I used the final cyclical bear markets of the last secular bears ending in 1921, 1949, and 1982 along with the long-term support level around 8,000 from the post-9/11 lows, through the 2002 and 2008-2009 bear markets as the basis for the potential magnitude of this decline. Now that DJIA has exceeded the high end of my range, the 2018 midterm low is likely to be higher, likely in the DJIA 14,000-15,000 range or a 20-30% decline from expected high point levels. The purple line in the chart below illustrates the updated forecast.

Now for the good news. While we are projecting a garden variety bear market of -20-30% to bottom sometime in the 2016-2018 timeframe, early signs of the end of the secular bear and coming Super Boom have begun to materialize presently.

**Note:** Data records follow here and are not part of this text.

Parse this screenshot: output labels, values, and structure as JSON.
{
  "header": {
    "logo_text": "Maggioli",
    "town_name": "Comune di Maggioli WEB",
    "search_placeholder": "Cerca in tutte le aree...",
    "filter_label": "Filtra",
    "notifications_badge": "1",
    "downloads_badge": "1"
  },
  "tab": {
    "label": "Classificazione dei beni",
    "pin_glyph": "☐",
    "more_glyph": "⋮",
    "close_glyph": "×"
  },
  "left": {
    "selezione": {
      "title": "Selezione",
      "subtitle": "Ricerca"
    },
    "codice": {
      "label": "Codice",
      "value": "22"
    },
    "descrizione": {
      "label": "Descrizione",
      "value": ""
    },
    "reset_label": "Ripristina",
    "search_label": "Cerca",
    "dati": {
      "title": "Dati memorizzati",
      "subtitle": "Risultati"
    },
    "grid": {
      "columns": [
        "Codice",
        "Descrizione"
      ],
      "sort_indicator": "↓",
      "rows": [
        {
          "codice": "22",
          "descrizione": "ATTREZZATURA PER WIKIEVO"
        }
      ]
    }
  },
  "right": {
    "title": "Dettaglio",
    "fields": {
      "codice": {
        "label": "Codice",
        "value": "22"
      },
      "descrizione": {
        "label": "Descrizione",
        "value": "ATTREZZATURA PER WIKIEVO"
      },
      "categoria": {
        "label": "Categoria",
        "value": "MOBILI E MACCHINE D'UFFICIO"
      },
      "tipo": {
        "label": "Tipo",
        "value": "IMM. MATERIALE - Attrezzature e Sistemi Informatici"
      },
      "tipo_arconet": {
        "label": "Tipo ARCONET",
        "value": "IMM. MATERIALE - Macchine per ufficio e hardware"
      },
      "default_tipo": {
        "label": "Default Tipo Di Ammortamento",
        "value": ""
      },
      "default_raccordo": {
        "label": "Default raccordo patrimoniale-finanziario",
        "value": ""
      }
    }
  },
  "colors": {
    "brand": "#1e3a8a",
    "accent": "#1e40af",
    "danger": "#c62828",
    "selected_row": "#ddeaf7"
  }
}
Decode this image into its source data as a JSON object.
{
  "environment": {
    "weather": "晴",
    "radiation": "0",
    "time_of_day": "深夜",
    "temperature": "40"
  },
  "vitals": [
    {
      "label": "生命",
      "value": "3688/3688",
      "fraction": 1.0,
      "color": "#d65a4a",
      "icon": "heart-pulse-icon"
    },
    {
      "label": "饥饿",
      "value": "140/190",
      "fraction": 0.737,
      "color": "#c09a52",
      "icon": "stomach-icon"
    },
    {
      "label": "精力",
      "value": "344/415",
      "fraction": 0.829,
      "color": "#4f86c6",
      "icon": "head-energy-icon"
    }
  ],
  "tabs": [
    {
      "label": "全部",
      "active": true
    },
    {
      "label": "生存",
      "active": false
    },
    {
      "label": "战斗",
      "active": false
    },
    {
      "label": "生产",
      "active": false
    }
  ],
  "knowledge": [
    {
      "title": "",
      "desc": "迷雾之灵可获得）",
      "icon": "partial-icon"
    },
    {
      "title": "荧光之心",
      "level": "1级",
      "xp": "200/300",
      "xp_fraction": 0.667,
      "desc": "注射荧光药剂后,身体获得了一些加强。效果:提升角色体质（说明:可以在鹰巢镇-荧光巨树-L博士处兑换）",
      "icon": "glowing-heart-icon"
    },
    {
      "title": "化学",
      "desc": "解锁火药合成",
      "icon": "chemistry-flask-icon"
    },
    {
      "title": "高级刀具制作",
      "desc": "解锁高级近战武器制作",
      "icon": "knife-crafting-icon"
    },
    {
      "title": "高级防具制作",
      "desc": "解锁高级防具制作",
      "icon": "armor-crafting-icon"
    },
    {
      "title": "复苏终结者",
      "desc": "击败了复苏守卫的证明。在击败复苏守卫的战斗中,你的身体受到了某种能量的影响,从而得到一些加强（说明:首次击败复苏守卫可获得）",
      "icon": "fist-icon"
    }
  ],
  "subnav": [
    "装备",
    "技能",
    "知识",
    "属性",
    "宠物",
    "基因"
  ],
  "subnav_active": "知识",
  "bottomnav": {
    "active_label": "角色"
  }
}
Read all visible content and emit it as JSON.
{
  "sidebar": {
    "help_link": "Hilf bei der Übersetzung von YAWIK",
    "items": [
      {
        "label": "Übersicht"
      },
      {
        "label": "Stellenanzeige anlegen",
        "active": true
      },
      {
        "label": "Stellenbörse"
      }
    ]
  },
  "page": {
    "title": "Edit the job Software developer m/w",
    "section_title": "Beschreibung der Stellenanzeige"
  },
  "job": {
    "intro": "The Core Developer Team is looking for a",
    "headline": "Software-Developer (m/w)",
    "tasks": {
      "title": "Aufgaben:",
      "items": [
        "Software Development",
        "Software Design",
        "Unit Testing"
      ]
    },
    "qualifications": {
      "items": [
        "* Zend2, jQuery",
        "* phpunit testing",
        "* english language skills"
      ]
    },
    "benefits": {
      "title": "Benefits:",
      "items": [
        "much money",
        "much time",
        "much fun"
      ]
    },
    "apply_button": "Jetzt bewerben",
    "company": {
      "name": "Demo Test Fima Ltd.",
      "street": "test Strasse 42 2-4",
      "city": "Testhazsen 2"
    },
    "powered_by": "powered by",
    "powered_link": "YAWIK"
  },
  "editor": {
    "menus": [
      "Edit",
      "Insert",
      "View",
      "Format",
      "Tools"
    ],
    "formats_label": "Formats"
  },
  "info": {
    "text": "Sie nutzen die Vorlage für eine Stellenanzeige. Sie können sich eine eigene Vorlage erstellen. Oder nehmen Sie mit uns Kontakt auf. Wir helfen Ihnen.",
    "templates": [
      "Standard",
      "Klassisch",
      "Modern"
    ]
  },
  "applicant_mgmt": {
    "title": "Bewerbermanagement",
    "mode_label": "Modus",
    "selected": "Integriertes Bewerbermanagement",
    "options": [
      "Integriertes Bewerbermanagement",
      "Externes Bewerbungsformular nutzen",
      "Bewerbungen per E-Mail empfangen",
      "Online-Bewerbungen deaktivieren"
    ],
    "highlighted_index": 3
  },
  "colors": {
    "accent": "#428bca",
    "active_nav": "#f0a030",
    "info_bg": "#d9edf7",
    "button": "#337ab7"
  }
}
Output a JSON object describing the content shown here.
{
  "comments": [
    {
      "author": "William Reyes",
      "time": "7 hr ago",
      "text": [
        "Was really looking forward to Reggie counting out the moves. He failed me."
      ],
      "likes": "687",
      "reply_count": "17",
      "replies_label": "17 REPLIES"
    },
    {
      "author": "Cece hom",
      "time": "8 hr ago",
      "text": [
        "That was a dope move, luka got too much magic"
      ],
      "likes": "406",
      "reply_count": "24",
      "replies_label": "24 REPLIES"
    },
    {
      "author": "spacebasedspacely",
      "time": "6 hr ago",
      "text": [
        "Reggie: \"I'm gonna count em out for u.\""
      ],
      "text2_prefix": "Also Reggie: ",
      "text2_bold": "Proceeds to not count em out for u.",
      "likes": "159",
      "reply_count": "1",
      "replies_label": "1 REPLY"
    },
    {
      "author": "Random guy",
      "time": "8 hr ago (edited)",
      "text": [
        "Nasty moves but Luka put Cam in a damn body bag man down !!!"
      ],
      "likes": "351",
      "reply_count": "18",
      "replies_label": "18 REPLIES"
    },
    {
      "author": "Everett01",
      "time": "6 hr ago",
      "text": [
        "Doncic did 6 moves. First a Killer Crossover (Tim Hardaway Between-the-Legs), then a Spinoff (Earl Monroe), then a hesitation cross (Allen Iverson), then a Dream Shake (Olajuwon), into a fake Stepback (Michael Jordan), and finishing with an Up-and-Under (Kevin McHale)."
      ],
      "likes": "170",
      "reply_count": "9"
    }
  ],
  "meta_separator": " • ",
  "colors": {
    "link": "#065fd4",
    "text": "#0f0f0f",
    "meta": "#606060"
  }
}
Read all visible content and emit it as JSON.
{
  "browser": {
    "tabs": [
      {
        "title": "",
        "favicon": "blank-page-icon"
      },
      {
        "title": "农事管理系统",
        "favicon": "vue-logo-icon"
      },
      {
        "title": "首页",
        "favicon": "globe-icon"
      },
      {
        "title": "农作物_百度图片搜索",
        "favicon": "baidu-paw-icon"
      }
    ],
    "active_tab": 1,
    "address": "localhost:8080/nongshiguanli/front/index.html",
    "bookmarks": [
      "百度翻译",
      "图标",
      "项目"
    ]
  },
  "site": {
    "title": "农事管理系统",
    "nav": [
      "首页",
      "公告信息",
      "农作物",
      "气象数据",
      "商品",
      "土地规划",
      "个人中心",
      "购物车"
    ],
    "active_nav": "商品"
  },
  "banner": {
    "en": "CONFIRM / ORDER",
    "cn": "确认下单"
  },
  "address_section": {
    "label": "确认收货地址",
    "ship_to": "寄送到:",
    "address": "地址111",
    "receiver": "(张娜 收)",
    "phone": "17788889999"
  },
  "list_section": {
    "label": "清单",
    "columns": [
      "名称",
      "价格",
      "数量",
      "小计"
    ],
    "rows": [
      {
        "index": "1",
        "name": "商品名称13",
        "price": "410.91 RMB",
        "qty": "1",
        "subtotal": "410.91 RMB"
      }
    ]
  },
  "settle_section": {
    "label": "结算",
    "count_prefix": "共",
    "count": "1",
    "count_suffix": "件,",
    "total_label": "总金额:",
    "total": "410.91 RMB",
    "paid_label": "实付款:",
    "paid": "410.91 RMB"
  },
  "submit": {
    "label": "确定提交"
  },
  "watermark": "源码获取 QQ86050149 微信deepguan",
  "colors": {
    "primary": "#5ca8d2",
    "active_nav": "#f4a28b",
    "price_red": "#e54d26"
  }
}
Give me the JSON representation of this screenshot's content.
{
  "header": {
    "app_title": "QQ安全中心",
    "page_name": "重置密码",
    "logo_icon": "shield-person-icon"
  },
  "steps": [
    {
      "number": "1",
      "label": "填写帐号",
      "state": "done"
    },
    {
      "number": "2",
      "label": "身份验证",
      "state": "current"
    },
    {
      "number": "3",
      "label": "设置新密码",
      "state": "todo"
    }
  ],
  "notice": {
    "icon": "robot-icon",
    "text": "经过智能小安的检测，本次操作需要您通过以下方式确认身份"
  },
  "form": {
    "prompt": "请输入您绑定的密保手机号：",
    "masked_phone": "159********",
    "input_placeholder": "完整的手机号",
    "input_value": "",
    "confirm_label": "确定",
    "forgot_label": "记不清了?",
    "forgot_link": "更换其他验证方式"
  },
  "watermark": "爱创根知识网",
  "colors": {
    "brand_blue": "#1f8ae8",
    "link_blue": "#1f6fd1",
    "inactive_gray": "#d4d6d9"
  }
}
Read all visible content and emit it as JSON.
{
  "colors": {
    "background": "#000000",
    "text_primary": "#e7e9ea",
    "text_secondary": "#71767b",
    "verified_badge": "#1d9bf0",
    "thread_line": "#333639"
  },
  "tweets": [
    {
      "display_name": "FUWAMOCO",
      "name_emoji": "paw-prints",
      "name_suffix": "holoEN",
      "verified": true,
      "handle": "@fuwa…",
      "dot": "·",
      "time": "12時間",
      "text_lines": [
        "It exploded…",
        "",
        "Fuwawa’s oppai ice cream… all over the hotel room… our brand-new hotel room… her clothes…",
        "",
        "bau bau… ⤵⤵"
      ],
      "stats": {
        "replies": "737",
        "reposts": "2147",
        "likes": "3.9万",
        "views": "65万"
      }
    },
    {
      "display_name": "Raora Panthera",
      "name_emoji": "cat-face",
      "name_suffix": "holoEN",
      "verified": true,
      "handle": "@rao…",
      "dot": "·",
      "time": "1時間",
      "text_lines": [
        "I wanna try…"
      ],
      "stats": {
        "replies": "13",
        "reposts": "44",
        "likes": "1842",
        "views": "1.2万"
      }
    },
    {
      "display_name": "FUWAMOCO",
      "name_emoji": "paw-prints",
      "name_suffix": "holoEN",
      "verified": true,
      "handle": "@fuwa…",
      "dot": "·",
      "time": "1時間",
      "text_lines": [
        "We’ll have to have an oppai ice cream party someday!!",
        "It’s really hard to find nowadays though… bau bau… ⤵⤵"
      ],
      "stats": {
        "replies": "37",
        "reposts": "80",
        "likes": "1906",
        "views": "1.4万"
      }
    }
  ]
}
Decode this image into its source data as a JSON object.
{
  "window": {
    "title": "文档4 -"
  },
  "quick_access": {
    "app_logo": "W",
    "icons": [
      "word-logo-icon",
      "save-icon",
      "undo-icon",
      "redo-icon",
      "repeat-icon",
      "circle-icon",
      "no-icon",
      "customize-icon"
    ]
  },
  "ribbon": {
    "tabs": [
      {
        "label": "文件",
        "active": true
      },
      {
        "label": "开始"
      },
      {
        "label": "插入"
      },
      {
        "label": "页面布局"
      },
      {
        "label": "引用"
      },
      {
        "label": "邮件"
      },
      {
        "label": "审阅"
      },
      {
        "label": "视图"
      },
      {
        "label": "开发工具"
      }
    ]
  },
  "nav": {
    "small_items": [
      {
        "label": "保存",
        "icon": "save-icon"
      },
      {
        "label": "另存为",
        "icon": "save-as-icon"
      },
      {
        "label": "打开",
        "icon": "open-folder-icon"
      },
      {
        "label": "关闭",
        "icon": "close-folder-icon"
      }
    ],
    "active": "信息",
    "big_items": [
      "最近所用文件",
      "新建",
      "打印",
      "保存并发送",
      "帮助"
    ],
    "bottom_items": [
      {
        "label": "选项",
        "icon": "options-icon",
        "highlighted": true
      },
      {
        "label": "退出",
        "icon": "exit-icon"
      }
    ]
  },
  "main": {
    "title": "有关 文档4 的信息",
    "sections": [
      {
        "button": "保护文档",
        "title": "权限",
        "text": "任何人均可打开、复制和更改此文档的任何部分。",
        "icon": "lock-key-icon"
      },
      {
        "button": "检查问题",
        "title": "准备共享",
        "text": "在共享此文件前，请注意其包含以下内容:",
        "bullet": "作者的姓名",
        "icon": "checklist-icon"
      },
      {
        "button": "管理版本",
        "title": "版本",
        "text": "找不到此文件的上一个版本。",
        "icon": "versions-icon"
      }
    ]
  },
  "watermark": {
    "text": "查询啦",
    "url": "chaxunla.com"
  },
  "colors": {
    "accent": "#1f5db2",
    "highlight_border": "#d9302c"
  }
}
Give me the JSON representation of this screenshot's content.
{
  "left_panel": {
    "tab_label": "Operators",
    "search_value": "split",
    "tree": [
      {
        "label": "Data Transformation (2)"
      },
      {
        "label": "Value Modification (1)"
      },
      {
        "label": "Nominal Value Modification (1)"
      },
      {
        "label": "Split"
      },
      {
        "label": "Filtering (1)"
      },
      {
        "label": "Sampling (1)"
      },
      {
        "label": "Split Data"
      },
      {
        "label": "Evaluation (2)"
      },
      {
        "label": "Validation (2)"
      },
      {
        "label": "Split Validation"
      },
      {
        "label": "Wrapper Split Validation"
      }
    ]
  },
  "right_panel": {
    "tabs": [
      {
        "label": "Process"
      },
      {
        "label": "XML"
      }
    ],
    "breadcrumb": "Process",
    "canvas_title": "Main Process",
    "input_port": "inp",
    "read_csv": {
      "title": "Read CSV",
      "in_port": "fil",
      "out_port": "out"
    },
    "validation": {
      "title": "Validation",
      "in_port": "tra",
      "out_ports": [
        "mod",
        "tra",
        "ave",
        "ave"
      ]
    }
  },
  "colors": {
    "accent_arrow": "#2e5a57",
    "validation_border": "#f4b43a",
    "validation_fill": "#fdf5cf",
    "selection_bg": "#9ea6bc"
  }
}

The commodity secular bull market since 2000 is beginning to wane and even the 30-year bull market in bonds that began near the end of the last secular bear for stocks in 1980-82 looks to be finally fading. 

In addition, new market leaders are rising to the top and we may get our next paradigm shifting culturally enabling technology from Biotech, Healthcare or perhaps robotics or alternative energy. But that remains to be seen. Either way, continue to let your winners ride and enjoy this bull while it lasts, Just be prepared for gains to be less easy to come by over the next few years while the stage is set for the Next Super Boom and secular bull market.